Eleven months after floodwaters broke through levees and raged across the Lovers Lane area of San Benito County, work finally began Nov. 30 to repair the two breaks before the rainy season.

The county approved $625,000 to do the work, of which a little over $550,000 will go into the levees, with the remainder paying for various other services, including a geoengineering firm’s recommendations on how to go about doing the job.

BenitoLink story: Supervisor approve additional $275,000.

Winning the contract with the lowest bid, Graniterock Construction began hauling rocks from its quarry in Aromas and dirt from the John Smith Landfill, a decision on the part of the San Benito County’s Resources Management Agency that saved the county over $100,000 and opened up more room for garbage going into the landfill.

Brian Ashford, project engineer for Graniterock, said rock was being brought in the first day in order to establish a firm base in the two breaks in the levees. Soil will be compacted to make sure it stays in place.

“We’re bringing in on this side (Dara Farms) about 3,000 yards of soil and on the other side (Chuck Lenzi farm) about 5,000 yards,” he said. “We’re anticipating it will take two to three weeks to complete, barring any unforeseen circumstances.”

Ashford commented that when the two breaches are repaired they will easily be the strongest portion of the levee system. He said if there were to be any future break it would most likely not happen there. While he could not say how long the company could, or would, guarantee the work, he said, typically, they guarantee their road work for a year.
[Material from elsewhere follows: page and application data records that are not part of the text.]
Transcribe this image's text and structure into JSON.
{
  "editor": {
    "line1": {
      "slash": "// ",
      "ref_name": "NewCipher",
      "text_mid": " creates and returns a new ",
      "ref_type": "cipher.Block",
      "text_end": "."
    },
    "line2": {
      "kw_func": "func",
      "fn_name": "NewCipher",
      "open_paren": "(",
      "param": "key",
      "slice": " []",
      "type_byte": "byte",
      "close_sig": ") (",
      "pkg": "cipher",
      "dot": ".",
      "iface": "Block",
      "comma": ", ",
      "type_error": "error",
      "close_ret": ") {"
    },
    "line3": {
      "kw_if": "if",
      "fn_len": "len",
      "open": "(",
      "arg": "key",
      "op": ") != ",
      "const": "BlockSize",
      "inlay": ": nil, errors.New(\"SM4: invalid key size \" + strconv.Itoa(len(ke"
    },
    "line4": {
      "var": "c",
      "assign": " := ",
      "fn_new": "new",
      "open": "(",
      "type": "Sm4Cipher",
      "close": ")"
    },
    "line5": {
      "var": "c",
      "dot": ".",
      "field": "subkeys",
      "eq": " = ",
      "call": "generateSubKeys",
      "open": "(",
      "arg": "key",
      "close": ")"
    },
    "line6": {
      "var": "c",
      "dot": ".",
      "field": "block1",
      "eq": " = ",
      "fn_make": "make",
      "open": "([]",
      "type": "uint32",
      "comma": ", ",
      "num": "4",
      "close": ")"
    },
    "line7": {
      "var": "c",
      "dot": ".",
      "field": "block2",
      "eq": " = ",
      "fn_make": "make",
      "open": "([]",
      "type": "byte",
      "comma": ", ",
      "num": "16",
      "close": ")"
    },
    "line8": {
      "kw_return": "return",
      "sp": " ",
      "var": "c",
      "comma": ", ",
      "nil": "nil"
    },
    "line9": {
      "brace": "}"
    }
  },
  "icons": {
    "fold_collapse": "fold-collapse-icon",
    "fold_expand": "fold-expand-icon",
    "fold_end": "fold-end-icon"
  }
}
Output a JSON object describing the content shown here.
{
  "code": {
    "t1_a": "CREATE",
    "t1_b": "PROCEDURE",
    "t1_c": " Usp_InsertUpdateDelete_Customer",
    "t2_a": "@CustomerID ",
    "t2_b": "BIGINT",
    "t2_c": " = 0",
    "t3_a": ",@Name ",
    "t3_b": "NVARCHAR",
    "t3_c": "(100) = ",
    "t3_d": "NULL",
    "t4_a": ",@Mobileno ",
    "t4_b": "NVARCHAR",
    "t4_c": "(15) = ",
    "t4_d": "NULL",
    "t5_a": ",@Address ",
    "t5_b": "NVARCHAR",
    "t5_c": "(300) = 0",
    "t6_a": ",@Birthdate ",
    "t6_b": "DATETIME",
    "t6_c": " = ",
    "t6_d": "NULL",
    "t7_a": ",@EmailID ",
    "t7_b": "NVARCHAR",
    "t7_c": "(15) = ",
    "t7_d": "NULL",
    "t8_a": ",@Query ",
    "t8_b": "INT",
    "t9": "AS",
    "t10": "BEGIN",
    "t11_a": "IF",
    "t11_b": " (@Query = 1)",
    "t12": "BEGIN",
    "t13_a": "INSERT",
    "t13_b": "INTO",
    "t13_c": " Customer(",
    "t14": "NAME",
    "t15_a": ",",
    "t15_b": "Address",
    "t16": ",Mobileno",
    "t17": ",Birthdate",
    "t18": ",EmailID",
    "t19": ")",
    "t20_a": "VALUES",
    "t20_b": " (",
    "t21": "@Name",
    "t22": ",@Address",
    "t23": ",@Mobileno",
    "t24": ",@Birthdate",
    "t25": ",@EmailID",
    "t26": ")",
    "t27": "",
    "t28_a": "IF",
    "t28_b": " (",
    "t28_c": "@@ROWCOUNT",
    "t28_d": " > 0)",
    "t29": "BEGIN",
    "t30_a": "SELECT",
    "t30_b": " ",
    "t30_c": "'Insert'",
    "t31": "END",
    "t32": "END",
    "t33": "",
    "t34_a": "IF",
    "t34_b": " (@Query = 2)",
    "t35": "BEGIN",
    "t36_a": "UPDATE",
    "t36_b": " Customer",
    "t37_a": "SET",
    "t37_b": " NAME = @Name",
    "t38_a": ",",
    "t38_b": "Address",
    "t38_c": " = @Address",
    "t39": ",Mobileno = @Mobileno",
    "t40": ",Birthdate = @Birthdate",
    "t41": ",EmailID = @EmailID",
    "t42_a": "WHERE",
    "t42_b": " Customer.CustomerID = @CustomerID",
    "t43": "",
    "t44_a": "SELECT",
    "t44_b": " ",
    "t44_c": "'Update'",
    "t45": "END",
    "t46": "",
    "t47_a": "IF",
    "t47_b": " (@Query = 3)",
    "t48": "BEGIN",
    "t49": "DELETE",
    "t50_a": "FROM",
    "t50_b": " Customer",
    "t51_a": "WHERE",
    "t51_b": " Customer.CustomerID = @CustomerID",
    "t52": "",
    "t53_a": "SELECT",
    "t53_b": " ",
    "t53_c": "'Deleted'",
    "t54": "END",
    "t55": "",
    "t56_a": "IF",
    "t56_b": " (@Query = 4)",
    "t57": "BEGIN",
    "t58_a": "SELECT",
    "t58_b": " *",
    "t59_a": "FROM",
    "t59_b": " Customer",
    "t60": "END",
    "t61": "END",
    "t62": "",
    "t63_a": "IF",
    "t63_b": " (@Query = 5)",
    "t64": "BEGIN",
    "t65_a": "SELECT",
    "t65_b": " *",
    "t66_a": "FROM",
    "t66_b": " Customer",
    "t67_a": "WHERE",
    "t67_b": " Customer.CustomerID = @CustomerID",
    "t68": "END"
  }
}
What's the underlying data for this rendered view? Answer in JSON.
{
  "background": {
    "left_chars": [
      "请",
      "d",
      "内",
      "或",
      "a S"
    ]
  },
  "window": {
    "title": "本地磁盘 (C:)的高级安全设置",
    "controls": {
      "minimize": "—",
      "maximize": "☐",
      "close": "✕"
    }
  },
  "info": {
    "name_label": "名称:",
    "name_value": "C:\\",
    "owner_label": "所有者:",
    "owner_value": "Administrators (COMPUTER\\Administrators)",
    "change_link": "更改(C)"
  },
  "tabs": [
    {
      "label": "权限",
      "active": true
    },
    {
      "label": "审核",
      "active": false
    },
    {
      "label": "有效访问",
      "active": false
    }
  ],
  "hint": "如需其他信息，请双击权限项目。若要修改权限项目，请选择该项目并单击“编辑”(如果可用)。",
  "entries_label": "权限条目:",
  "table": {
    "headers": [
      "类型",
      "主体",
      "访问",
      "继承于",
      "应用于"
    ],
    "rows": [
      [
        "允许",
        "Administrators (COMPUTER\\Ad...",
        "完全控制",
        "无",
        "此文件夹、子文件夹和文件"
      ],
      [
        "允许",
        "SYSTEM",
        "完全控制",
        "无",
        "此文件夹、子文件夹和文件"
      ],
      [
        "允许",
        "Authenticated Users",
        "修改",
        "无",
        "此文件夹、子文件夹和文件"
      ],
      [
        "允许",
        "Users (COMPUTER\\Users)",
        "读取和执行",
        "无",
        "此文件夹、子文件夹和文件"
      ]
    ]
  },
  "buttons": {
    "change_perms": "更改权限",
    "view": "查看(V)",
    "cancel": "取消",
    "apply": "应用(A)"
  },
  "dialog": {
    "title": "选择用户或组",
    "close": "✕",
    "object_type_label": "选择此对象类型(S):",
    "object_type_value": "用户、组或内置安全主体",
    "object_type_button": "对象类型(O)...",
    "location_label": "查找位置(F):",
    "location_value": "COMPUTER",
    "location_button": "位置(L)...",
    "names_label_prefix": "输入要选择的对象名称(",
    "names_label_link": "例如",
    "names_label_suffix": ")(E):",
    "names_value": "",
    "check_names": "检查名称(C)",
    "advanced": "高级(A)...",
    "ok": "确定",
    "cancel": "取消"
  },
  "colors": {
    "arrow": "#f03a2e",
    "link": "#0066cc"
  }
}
BenitoLink walked with Kevin O’Neill, director of the county’s Office of Emergency Services, along the Dara Farms side of the levee as he said the work had actually begun two days before, which he described as a “soft opening,” in which the engineers got the lay of the land and cleared some trees to make room for earthmoving machinery. He said there were two sites to be prepared directly across the creek from one another on the two farms.

“They’re starting on the north side because the south side needs more prep time because it’s a bigger break and there’s standing water,” O’Neill said. “They’ve got to dam up some of the water on the south side and start pumping it out. It’s just going to take longer than this one.”

O’Neill believes the water is coming from an artesian well and it will take some effort to get the larger of the two breaks dry enough to begin work.

Ever since the January floods, the county has been wrangling with the various government agencies to try to fund repairs on the levees and roads, particularly Lovers Lane, which was partially washed away. He said the two main funding sources are the county and FEMA. The $625,000 came from the county’s General Fund. O’Neal said the county is working with FEMA on road projects and debris removal, but getting any money has been slow. He said Caltrans is also in the mix to provide funding for road repairs, but, again, the process is staggeringly slow.

“The parts of Lovers Lane that were washed out will be reconstructed,” he said, making it clear that the entire road will not be repaired. He was hesitant to estimate how much FEMA money would trickle down to the county.

“I try not to throw out a dollar figure because the cost of the damage is not necessarily the cost of the repair, meaning Lovers Lane, prior to the floods, was not up to current standards, but it will have to be built to current standards,” he said. “And there’s a lot of unknowns until we actually get in there, in terms of engineering and grading. For example, if the road needs to be widened for right-of-way or easement purchases. All told, the total cost will be approximately $2 million.”

Before deciding to go ahead with the levee repairs, the board of supervisors attempted to get all the property owners in the area to sign letters of indemnification to hold the county blameless in case there was another break resulting in more flooding. O’Neill said that would have involved nearly 100 people. As it turned out, only the three landowners signed the letter in order to get the work started.

“The county decided it was most prudent to get letters from the people who actually owned the levees,” he said, “which would be Dara Farms property and the Lenzi property. The third property, owned by Bruce O’Conner, we’re using as access to the Lenzi property.”

The sticking point for both the landowners and the county is the need to clean out the creek bed, which hasn’t been done in decades, in the hopes of preventing future floods. The landowners have insisted flooding will surely happen again if the creeks are not cleared out.

The problem is, because of environmental or endangered species issues, the California Department of Fish and Wildlife is typically tightfisted when it comes to handing out permits to clean the state’s rivers and creeks. The landowners, Lenzi in particular, said he was more than willing to take his big bulldozers down into the creek bed to do the work if the state would allow it. A number of farmers complained during the various meeting leading up to the decision to repair the levees that years ago their ancestors kept the creeks clear and there used to be steelhead swimming in them. Not so anymore, though. The steelhead are long gone and the creeks are clogged with full-grown trees and brush.

When the board of supervisors approved the funds for the repairs, it was mentioned that the county’s Resource Management Agency should seek out a solution with Fish and Wildlife. Since RMA did not respond about the question before publication, it is not known how much progress, if any, has been made on that front.

John Chadwell worked as a feature, news and investigative reporter for BenitoLink on a freelance basis for seven years, leaving the role in Sept. 2023. Chadwell first entered the U.S. Navy right out of...